Stored data:

-*-*-

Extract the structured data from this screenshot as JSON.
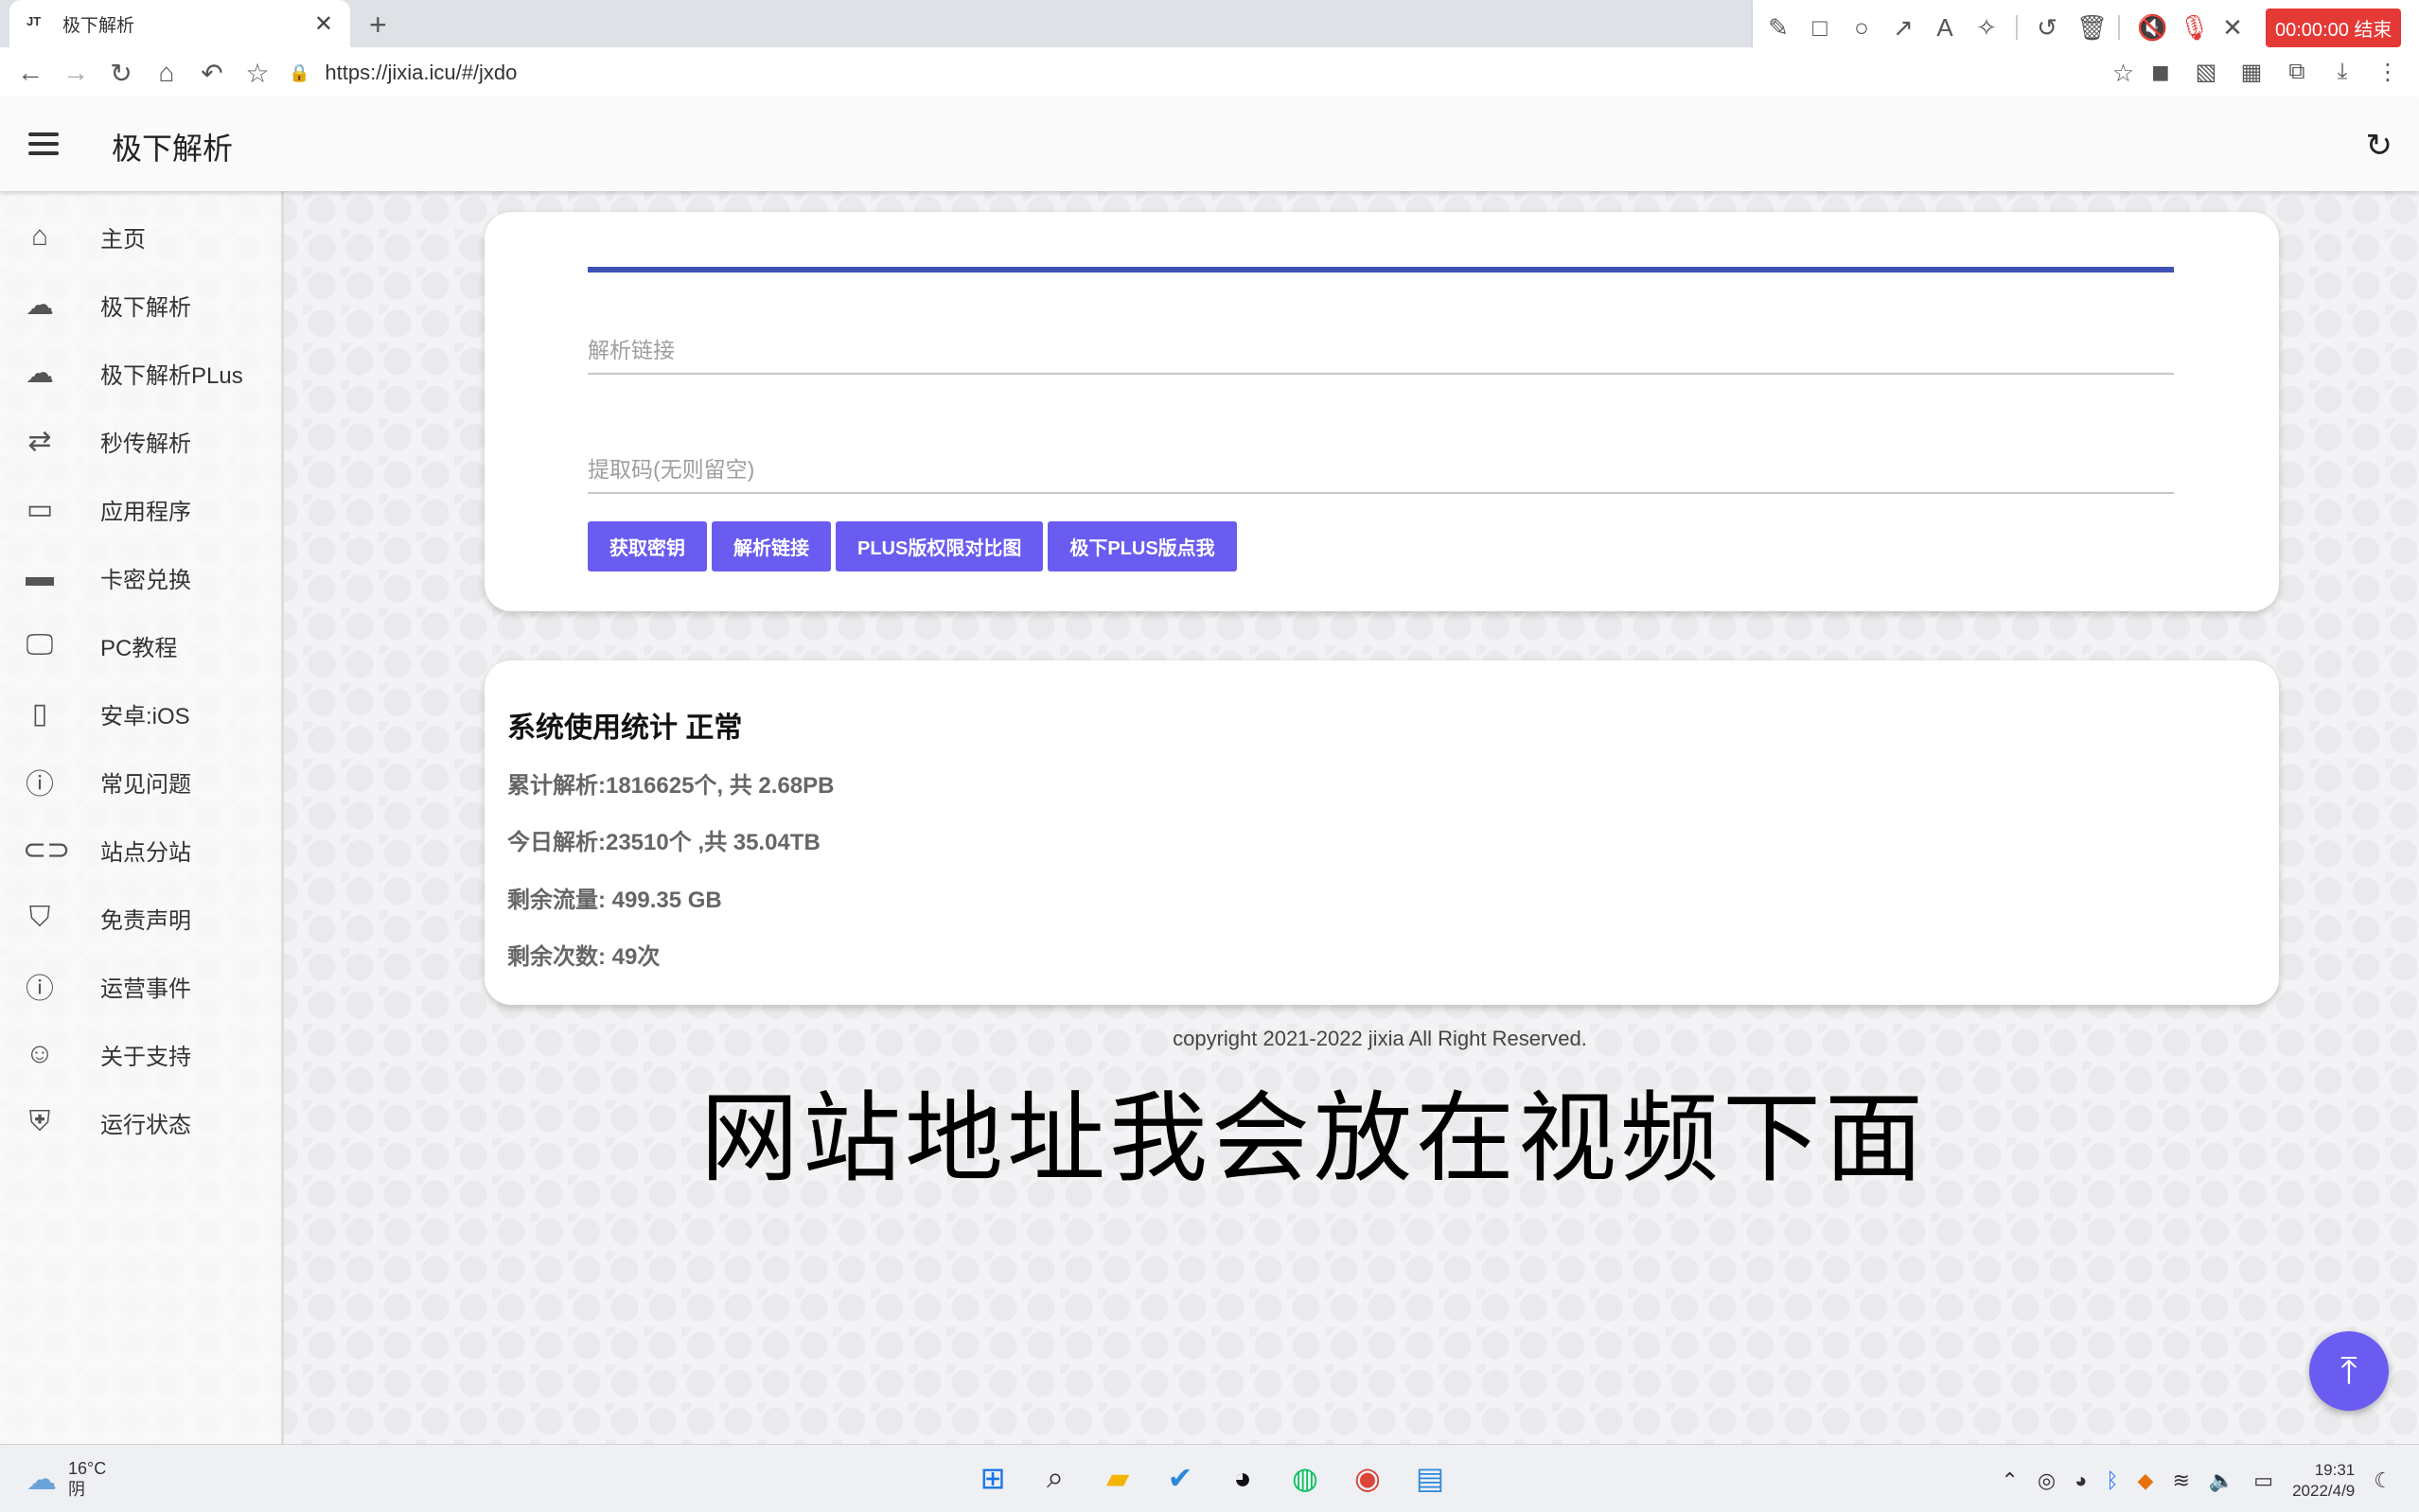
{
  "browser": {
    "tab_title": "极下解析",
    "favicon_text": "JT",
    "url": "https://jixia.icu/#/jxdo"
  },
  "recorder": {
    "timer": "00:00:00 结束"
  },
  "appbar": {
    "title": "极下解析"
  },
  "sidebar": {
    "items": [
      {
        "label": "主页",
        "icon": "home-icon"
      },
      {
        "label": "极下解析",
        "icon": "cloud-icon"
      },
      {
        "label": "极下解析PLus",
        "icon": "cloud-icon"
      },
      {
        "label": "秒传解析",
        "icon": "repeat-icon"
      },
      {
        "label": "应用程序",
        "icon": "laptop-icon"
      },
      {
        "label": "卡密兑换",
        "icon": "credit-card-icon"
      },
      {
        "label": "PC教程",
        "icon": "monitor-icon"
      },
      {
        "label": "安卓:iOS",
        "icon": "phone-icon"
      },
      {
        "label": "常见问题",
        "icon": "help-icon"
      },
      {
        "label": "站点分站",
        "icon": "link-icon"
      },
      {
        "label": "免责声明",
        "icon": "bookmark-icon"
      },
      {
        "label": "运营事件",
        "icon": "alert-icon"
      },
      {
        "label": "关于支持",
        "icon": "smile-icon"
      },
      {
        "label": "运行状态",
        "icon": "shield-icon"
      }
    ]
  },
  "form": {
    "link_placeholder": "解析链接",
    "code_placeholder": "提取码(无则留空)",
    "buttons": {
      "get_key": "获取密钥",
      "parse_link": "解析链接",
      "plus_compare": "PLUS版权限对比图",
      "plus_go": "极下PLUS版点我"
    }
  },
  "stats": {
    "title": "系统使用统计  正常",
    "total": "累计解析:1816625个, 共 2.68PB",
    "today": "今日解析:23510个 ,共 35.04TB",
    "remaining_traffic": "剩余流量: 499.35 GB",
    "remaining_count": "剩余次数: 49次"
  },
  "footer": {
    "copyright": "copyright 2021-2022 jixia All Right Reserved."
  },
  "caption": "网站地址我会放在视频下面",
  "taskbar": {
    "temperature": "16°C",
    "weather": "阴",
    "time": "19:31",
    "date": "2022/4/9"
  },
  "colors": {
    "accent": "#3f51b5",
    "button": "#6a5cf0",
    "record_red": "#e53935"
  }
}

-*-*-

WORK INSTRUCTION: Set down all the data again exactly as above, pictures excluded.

TASK RESULT:
Extract the structured data from this screenshot as JSON.
{
  "browser": {
    "tab_title": "极下解析",
    "favicon_text": "JT",
    "url": "https://jixia.icu/#/jxdo"
  },
  "recorder": {
    "timer": "00:00:00 结束"
  },
  "appbar": {
    "title": "极下解析"
  },
  "sidebar": {
    "items": [
      {
        "label": "主页",
        "icon": "home-icon"
      },
      {
        "label": "极下解析",
        "icon": "cloud-icon"
      },
      {
        "label": "极下解析PLus",
        "icon": "cloud-icon"
      },
      {
        "label": "秒传解析",
        "icon": "repeat-icon"
      },
      {
        "label": "应用程序",
        "icon": "laptop-icon"
      },
      {
        "label": "卡密兑换",
        "icon": "credit-card-icon"
      },
      {
        "label": "PC教程",
        "icon": "monitor-icon"
      },
      {
        "label": "安卓:iOS",
        "icon": "phone-icon"
      },
      {
        "label": "常见问题",
        "icon": "help-icon"
      },
      {
        "label": "站点分站",
        "icon": "link-icon"
      },
      {
        "label": "免责声明",
        "icon": "bookmark-icon"
      },
      {
        "label": "运营事件",
        "icon": "alert-icon"
      },
      {
        "label": "关于支持",
        "icon": "smile-icon"
      },
      {
        "label": "运行状态",
        "icon": "shield-icon"
      }
    ]
  },
  "form": {
    "link_placeholder": "解析链接",
    "code_placeholder": "提取码(无则留空)",
    "buttons": {
      "get_key": "获取密钥",
      "parse_link": "解析链接",
      "plus_compare": "PLUS版权限对比图",
      "plus_go": "极下PLUS版点我"
    }
  },
  "stats": {
    "title": "系统使用统计  正常",
    "total": "累计解析:1816625个, 共 2.68PB",
    "today": "今日解析:23510个 ,共 35.04TB",
    "remaining_traffic": "剩余流量: 499.35 GB",
    "remaining_count": "剩余次数: 49次"
  },
  "footer": {
    "copyright": "copyright 2021-2022 jixia All Right Reserved."
  },
  "caption": "网站地址我会放在视频下面",
  "taskbar": {
    "temperature": "16°C",
    "weather": "阴",
    "time": "19:31",
    "date": "2022/4/9"
  },
  "colors": {
    "accent": "#3f51b5",
    "button": "#6a5cf0",
    "record_red": "#e53935"
  }
}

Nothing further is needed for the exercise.